I based some of my editing decisions last summer (which I drew onto a score for Nick Prout, my editor in New York) on listening to MP3s. All the takes from the recording sessions were loaded onto an iPod — perfect I thought, for the weeks I spent in Mongolia. To continue working all I had to do was keep the iPod charged — not so easy it turned out. I recognize a certain timbre in MP3 piano sound, but as the process of comparing takes is about their relative qualities and compatibility, it seemed it could work. (At times, I have worked from DATs, CDs, and even cassettes!)
There’s no other “producer” for these solo recordings. No one picking takes or edit points, or — in the recording sessions — telling me to do another take, or, more likely, telling me I do not need to do more than the many, many takes I already have! It pleased me to know, from Robert Philip’s book, that in the pre-editing 78 period, Mr. Rachmaninoff recorded Mendelssohn’s “Spinning Song” twenty-three times during a session…
The making of recordings depends on live playing. But as movies are different from plays done on stage, sound recordings can be and should be very different from the experience of live concerts. Classical musicians can be dumb when it comes to recording. Often, the mastering process — the finishing of the actual sound and the careful assembly of the finished art work, crucial steps — is handled very casually.

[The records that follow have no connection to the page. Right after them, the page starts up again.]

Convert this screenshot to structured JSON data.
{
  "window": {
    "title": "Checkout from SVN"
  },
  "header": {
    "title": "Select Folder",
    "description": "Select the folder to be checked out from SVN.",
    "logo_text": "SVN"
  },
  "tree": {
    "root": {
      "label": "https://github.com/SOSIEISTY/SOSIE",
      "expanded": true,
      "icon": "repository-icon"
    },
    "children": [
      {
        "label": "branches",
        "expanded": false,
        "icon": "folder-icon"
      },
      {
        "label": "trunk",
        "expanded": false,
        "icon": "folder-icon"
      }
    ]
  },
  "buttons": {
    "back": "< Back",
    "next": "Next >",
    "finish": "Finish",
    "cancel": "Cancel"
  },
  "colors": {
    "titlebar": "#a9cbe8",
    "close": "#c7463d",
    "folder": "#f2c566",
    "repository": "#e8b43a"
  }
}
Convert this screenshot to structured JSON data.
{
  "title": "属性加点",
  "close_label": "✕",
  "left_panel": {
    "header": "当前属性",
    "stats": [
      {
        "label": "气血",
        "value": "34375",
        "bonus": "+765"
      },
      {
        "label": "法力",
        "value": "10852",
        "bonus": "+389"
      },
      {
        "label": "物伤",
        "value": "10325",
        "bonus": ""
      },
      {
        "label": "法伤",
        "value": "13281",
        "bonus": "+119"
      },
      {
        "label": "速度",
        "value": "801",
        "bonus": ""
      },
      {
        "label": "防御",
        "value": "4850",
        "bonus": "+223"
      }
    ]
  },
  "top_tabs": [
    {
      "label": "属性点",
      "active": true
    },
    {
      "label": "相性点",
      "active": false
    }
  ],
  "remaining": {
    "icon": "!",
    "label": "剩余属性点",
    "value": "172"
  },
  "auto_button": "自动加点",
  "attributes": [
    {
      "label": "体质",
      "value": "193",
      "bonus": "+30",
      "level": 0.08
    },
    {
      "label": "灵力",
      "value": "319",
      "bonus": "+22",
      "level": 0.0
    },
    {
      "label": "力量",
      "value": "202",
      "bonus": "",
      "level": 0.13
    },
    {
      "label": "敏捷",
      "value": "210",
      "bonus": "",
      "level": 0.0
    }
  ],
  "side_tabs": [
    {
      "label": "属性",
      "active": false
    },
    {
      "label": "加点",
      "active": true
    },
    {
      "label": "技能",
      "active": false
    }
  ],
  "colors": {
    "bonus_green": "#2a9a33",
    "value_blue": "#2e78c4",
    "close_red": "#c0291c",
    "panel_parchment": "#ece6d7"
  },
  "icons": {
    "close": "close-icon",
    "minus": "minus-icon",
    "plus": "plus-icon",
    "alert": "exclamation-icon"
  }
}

I’m aware of classical projects, in which mastering is “bypassed.” An edited recording is just sent to a CD replicating factory where some default settings control the final sounds!